On two May afternoons last year, as sun-seeking New Yorkers gathered at cafe tables in Bryant Park to enjoy the seasonable weather, a troupe of actors took their place behind the circulation desk in the DeWitt Wallace Periodical Room at NYPL’s Central Research Library, turned on their iPods, opened their books, and got ready to “Shuffle.”
This was Elevator Repair Service, an experimental theater company whose work “combine[s] elements of slapstick comedy, hi-tech and lo-tech design, both literary and found text, found objects and discarded furniture, and the group’s own highly developed style of choreography.” (Source: Elevator Repair Service, About Page.) Imagine what it might be like if Second City performed sections of Ulysses assembled by Amazon’s recommendation algorithm; one part theater, one part literature, one part cacophony.

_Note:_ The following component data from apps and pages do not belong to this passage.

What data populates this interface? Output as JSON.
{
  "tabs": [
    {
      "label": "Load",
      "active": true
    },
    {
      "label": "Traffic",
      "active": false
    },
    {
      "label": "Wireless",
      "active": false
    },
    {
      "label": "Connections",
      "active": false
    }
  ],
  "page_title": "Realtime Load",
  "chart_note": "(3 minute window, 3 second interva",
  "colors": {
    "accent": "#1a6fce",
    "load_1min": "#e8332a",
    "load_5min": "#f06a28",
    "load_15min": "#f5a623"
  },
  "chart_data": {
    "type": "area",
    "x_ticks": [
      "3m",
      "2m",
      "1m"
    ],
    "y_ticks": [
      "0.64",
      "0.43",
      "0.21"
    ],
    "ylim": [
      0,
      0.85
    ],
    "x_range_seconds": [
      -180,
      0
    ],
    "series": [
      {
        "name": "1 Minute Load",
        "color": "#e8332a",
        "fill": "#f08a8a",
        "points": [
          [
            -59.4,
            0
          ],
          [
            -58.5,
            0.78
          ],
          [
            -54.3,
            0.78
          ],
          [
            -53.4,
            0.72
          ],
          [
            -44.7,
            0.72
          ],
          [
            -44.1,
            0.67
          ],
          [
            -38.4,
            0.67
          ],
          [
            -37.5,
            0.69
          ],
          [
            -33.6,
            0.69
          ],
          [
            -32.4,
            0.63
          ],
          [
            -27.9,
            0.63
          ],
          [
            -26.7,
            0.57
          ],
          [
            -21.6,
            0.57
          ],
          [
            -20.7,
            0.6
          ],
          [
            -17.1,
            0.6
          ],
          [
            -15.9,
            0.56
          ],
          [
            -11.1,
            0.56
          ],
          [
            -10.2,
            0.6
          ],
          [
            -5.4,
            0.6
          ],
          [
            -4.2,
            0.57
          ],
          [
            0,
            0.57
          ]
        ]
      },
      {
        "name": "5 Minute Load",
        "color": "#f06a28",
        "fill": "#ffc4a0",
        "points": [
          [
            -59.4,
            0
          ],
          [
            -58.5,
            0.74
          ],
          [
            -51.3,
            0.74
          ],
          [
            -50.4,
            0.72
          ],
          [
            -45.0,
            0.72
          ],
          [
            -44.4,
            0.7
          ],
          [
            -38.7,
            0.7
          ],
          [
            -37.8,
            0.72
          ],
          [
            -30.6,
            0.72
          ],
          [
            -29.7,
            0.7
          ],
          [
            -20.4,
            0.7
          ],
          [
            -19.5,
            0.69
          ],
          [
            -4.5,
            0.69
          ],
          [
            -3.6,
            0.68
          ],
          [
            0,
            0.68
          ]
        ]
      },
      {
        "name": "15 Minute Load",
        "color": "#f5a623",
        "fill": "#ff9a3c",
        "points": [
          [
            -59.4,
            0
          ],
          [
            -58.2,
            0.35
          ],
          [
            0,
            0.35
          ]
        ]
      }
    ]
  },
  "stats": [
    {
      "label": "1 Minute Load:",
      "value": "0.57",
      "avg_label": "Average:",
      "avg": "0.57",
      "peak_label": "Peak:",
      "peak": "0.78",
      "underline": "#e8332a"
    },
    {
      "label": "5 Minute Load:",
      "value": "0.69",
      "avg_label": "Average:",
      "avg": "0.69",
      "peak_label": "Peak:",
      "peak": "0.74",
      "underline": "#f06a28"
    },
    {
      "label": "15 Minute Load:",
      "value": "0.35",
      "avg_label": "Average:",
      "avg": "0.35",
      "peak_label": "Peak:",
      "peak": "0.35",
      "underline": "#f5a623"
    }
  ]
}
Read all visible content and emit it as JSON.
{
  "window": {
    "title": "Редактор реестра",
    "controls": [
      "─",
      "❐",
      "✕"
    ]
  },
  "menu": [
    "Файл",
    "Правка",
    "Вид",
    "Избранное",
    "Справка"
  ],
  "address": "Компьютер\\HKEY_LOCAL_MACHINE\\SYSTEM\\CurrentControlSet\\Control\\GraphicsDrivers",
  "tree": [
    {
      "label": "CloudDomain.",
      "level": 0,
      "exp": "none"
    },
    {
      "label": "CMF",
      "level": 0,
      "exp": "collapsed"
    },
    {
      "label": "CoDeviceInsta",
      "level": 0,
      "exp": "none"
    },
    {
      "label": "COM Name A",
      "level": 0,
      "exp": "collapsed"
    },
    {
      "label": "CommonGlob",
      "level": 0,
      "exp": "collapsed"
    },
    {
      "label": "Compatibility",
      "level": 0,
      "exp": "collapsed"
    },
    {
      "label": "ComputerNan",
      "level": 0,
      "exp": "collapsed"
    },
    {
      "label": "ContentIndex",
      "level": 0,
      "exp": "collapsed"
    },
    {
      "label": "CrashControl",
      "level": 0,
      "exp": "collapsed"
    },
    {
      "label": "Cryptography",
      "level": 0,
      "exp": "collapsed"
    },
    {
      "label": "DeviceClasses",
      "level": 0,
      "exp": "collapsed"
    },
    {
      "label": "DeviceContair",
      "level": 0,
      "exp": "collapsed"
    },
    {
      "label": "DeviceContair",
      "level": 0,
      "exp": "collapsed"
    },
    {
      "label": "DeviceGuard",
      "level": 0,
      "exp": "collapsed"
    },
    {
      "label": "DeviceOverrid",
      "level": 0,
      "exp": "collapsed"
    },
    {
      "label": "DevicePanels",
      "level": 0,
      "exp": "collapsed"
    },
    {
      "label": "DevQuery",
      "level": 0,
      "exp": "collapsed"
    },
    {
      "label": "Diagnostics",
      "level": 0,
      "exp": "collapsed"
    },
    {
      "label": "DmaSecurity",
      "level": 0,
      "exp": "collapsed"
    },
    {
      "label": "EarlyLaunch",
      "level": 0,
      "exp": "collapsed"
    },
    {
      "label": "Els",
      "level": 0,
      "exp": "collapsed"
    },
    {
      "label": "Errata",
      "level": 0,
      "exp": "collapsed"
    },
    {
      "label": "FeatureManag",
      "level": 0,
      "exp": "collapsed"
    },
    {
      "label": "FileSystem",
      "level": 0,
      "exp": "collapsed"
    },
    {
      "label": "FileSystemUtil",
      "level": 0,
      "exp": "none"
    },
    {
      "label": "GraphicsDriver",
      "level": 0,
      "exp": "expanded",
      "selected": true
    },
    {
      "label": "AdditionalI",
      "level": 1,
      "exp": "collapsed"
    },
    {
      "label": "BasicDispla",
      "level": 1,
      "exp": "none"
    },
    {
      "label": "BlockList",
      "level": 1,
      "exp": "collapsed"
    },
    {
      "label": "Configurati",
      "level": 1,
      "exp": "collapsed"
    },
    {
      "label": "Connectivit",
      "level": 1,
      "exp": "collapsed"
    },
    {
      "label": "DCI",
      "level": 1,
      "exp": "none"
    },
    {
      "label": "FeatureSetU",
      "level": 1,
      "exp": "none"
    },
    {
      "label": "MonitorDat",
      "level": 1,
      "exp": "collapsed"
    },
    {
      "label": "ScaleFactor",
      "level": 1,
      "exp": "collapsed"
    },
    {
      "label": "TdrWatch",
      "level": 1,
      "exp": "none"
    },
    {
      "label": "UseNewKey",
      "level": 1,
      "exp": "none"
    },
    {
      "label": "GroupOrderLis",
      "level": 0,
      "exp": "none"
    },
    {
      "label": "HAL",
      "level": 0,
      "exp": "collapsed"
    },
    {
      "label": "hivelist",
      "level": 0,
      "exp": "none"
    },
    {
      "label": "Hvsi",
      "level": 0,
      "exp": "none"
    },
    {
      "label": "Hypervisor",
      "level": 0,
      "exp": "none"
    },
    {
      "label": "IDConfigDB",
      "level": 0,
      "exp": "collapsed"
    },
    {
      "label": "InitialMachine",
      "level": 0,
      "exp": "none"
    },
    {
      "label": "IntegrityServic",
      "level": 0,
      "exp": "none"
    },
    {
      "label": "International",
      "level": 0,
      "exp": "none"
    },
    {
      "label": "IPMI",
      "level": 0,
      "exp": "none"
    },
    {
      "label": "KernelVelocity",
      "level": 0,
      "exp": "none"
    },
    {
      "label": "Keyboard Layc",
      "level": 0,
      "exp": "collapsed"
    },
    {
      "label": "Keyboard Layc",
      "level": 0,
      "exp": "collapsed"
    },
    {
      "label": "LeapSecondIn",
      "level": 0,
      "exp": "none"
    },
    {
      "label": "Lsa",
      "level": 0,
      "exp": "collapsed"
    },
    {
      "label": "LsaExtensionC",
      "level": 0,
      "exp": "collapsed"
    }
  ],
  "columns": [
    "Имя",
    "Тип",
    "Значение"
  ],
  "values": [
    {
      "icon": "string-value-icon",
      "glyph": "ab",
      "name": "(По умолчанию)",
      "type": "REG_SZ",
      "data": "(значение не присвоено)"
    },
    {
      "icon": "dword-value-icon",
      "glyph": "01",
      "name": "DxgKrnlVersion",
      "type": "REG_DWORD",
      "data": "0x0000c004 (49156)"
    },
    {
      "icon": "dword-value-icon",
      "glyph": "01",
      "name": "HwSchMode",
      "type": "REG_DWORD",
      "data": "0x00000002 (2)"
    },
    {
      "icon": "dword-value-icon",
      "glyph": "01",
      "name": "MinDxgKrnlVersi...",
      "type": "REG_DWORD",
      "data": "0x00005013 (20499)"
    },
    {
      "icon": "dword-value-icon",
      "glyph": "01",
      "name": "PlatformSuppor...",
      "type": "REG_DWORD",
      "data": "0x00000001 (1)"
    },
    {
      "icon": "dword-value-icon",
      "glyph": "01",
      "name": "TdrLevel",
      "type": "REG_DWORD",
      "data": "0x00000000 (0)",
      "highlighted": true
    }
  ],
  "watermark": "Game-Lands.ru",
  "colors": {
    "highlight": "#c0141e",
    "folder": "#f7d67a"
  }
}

So the actors filled champagne flutes and watched the countdown: “Go in: 4, 3, 2, 1…” Then, “In my younger and more vulnerable years my father gave me some advice that I’ve been turning over in my mind ever since.” Then, “Robert Cohn was once middleweight boxing champion at Princeton.” Then, “Through the fence, between the curling flower spaces, I could see them hitting.” Three famous works of 1920s American literature, The Great Gatsby, The Sun Also Rises, and The Sound and the Fury, recomposed in real time for actors cued by algorithms who read one-of-a-kind digital scripts for 20-minute performances at 30-minute intervals much of that Saturday and Sunday afternoon.
Is this the future of nonlinear narrative or is Shuffle a statistical parlor trick?
In advance of the performance, John Collins, the founding director of Elevator Repair Service, said, “We expect the result will be a compelling, entertaining, and insightful examination of the English language as it was used by the great writers of the early 20th century.” (Source: A Very Modernist Mash-Up at NYPL.) Is this ambition better met by Shuffle’s reconstituted scripts than by the performance itself? Can algorithmic analysis really offer new insight into the sublime?
UCLA statistician Mark Hansen and visual artist Ben Rubin think it can. The code they wrote for Shuffle analyzed the primary texts, assembling words and phrases based on syntactical analysis, then served the actors scripts via iPod in real time. How conceptually “cool,” New Yorker Book Bench correspondent Samantha Henig wrote in a review. (Source: Hemingway, Faulkner, and Fitzgerald: The Remix.) But she also said,
The overall effect was, understandably, chaotic. People spoke over each other, muddled lines, looked frazzled — in short, performed like actors who were reading their lines and stage directions from a small scrolling screen for the first time. Once or twice while I was there, the room went silent, save an echo from the adjoining reading room. Audience members looked at each other uncomfortably. Should we relocate to the source of the sounds, or hang here until everyone started up again? On both sides of the fourth wall was a nagging awkwardness.
In spite of its quicksilver cool, it seems Switch is a kind of exquisite failure. It’s a failure that pushes the boundaries of art, transforms literature into data, performance into analysis, and creates a one-of-a-kind experience that acknowledges the audience as voyeur while it proffers data analysis as performance art. But Switch also reminds us of a classical notion, set down in Aristotle’s Poetics, “The most beautiful colors, laid on confusedly, will not give as much pleasure as the chalk outline of a portrait.”
And yet, we need Switch, and Mark Hansen, and Ben Rubin, and Elevator Repair Service, and the New York Public Library as much as we need Fitzgerald, Hemingway, and Faulkner in the original, because through these exquisite failures, in quantity, we will do as Beckett says, “Try Again. Fail Again. Fail better,” as we “Shuffle” toward the new sublime.